“The flag was a huge catalyst for that,” he says, adding that as one of few people carrying American flags at the beginning of the Olympics, he drew a lot of attention and was able to hand out a number of booklets containing the gospel message in English and Russian. These tracts incorporated in their message the colors of the Olympic rings – using, for example, black to represent sin, red to represent the blood of Christ and white to represent purity.
The flag also opened doors for Mr. Christensen to participate in what he learned was the unofficial sport of the Olympics: pin trading. His group handed out pins that said “Engage Sochi”— but still, what he found people were most interested in was his flag.
“People from all over the globe wanted pictures with the flag,” he says. “People love America. This flag is a big, big deal. It really is.”

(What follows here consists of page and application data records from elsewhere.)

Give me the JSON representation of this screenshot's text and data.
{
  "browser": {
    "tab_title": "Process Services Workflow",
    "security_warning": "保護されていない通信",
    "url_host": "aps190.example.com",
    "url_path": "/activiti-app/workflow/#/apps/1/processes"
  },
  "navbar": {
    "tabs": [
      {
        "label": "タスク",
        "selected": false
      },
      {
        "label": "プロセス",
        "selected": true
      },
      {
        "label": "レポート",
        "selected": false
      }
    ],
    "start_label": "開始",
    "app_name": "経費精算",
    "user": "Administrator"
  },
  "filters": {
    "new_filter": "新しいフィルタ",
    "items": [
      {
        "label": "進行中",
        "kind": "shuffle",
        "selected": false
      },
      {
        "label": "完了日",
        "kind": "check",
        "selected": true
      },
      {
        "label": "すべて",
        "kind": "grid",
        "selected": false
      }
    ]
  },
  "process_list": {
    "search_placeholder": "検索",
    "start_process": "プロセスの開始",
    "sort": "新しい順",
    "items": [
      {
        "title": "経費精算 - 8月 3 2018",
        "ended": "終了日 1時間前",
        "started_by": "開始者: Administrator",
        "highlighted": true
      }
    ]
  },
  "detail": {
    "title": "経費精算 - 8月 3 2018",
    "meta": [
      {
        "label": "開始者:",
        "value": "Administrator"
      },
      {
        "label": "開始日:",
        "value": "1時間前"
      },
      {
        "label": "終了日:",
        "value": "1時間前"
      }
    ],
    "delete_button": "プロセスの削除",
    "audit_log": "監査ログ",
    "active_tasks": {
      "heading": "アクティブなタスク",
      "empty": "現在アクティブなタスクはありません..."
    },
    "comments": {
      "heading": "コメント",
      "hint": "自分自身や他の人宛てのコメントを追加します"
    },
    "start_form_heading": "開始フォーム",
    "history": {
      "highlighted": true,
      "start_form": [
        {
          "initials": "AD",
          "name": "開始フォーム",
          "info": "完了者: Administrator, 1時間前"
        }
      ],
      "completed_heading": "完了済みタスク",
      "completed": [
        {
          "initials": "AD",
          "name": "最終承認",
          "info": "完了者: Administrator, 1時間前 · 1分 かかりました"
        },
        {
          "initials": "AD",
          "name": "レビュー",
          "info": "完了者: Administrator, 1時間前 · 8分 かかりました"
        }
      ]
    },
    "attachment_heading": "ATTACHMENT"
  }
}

One instance in which he especially saw this was during the opening ceremonies, which he spent in a huge crowd watching the events on a screen at an overflow venue. He notes that he was the only one among thousands of people holding an American flag, which drew the attention not only of other spectators but also of reporters from The Wall Street Journal, CBS News and elsewhere who wanted to interview him about whether he felt safe showing himself to be an American in that setting.
And thanks to tight security, he did feel safe, despite warnings he received from the U.S. State Department prior to leaving for Russia that suggested he not take an American flag.
“But I wasn’t going to go and not take a flag,” he says. “I want to represent. I’m proud to be American. I had tickets to some Olympic events, and I wanted to support the Americans.”
Among these events were a couple of hockey games and the first-ever night of women’s ski jumping – an event new to the Olympics this year. Other memorable aspects of the trip were the festive atmosphere and all the people he met not only from Russia but also from Japan, Norway, Scotland, Belarus and elsewhere.
Mr. Christensen returned home Feb. 14. The flag is safely home now, too – although it will not be returning to its spot in the church basement. The plan is for it to be displayed in a glass enclosure, perhaps with some Olympic tickets and other memorabilia to encourage future mission trips.
Especially after the response the flag received in Sochi, this kind of display seems fitting.
“I didn’t realize so many Russians and people from other parts of the world would go out of their way to speak to me and have their photo taken with this flag,” Mr. Christensen says. “We see American flags and kind of take them for granted. My eyes were opened to how the world views the flag and what it represents.”